@ 2016-10-03 08:33:00
|Entry tags:||andromache, hector|
Who: Andromache, Hector
When: Monday, after school
Where: Outside Andie's school
Today had been like any other day. Andromache awoke, showered, and went to work. Even with the mass population of immortals hanging around, life had become rather predictable. Of course, mortal children made her life increasingly stressful on a daily basis but what did she expect from being a high school teacher? She had raised four boys of her own in her prime, she knew what teenage boys were thinking. And she had been a teenage girl once herself, so she knew what girls their age thought about. It wasn't always the best idea cramming a bunch of hormonal teenagers in a room together all day long. Even with her own maternal instincts she couldn't always keep the peace in her classroom. Today had been one of those days. Monday's were never easy, especially for teachers who had recuperated over the weekend only to rinse and repeat the next week.
Like any other Monday, students had shuffled in and out all day with varying degrees of attentiveness and snark. By the time the last bell rang Andromache was at her wits end. She waved the last students out her door and then sank into the nearest seat with a loud groan. She was waiting for a student who had planned to come by for a recipe Andromache had promised. A few minutes passed by before the girl appeared in the doorway. Andromache stood up and went to the cabinet where she kept all of the recipe's and books. She found the copy she had made and handed it over, "You can keep that if you like. I have the original."
The girl smiled and nodded, "Thanks, Miss Tros. My mom says thanks in advance."
Andromache smiled, "Tell her you're welcome for me. And enjoy." She waved the girl off before cleaning up whatever messes hadn't been picked up. For the most part, her students were good about cleaning up after themselves, but they always missed something. Monday's and Friday's were the worst days.
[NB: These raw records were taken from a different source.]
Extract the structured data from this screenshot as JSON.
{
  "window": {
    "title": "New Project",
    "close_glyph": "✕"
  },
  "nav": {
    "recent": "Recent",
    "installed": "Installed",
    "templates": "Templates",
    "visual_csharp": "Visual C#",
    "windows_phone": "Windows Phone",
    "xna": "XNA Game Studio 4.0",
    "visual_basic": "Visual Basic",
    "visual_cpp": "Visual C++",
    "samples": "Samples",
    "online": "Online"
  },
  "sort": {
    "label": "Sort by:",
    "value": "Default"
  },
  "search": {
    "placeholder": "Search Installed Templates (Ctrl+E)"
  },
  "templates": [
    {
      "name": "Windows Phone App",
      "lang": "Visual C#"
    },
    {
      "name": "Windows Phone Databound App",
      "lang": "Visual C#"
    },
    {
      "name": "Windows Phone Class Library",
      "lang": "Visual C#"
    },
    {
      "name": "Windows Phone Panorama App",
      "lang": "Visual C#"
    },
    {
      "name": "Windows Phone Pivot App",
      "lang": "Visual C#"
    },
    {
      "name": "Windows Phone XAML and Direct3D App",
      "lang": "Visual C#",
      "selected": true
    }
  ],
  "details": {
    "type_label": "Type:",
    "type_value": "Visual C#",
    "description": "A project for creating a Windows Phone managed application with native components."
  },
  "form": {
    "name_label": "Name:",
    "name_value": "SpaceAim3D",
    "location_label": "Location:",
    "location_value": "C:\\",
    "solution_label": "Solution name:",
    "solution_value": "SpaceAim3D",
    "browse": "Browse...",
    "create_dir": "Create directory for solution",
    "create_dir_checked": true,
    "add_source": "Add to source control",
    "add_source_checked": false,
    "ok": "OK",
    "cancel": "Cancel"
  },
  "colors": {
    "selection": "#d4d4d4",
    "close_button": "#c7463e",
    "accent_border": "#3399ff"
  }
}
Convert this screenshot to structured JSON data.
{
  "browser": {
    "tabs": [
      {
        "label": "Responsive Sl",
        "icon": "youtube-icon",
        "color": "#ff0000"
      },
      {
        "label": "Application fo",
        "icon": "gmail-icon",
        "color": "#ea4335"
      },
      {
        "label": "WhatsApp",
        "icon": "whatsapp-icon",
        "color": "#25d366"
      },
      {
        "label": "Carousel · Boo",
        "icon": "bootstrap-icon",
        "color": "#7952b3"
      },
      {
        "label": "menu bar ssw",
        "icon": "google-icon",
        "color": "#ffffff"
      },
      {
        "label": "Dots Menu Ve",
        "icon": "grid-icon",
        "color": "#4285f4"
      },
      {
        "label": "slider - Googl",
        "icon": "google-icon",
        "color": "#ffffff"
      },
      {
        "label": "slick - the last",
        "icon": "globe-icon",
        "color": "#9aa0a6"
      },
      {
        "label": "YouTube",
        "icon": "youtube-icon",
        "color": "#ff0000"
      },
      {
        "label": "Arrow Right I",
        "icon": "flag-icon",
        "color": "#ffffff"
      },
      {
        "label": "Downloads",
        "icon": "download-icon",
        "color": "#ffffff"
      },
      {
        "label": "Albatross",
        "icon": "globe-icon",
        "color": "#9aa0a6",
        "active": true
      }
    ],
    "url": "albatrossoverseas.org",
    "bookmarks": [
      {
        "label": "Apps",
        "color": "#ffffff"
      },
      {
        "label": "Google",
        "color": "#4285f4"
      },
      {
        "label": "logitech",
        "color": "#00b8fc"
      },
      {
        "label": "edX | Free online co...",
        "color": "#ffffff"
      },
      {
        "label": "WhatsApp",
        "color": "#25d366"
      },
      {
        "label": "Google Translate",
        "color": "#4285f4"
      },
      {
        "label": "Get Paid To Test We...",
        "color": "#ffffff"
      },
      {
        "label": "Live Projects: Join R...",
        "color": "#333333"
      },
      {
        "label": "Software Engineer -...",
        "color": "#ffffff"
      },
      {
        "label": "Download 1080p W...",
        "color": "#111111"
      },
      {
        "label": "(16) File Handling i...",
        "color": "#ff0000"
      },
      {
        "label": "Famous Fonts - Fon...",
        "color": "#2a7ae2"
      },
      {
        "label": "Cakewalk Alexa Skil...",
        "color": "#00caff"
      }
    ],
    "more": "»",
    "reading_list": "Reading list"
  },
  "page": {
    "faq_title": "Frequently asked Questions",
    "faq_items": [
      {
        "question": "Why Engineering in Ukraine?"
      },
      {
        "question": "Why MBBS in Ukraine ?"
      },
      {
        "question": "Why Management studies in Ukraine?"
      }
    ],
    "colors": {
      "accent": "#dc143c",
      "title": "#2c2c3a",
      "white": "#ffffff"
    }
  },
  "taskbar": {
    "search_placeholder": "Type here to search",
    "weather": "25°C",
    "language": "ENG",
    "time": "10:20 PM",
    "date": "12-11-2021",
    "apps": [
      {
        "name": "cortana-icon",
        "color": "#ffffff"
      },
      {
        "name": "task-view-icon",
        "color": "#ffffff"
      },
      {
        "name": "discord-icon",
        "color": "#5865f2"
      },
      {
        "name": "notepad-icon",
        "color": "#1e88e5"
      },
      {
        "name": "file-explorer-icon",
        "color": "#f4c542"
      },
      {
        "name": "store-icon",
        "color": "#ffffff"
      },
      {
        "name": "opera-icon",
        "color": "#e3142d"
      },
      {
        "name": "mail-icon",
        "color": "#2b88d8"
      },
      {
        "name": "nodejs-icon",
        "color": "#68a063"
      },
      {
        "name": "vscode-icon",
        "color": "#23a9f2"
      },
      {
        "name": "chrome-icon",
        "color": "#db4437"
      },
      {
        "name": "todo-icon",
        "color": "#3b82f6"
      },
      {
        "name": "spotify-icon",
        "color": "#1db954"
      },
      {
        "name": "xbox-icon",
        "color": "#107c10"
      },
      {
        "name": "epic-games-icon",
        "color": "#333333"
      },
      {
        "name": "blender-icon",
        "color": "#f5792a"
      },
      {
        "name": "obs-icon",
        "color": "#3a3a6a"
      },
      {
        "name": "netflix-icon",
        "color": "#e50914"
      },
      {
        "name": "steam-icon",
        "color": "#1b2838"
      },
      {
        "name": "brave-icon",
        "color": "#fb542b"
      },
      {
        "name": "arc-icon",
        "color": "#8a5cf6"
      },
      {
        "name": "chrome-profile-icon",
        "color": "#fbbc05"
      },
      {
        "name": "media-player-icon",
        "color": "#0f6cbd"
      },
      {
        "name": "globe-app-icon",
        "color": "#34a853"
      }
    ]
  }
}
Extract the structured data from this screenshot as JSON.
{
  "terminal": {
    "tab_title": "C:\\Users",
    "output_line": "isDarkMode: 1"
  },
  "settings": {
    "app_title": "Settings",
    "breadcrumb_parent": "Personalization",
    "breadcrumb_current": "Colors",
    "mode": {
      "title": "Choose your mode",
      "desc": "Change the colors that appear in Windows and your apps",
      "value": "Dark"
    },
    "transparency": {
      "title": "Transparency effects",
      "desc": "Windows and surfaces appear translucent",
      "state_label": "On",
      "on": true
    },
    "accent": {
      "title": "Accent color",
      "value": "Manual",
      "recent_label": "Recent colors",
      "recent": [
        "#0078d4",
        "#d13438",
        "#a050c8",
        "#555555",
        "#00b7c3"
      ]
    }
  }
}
It took about fifteen minutes for her to finish putting dishes and ingredients away, then she grabbed her things and locked the door behind her. There were only a few students left when she made her way out the front of the school. She stopped briefly to dust off some flour from her shirt. "Go home, guys," she said to some students a few feet away. There was no point sticking around when they likely had homework or other after school events. She waited until the students left before heading down the steps.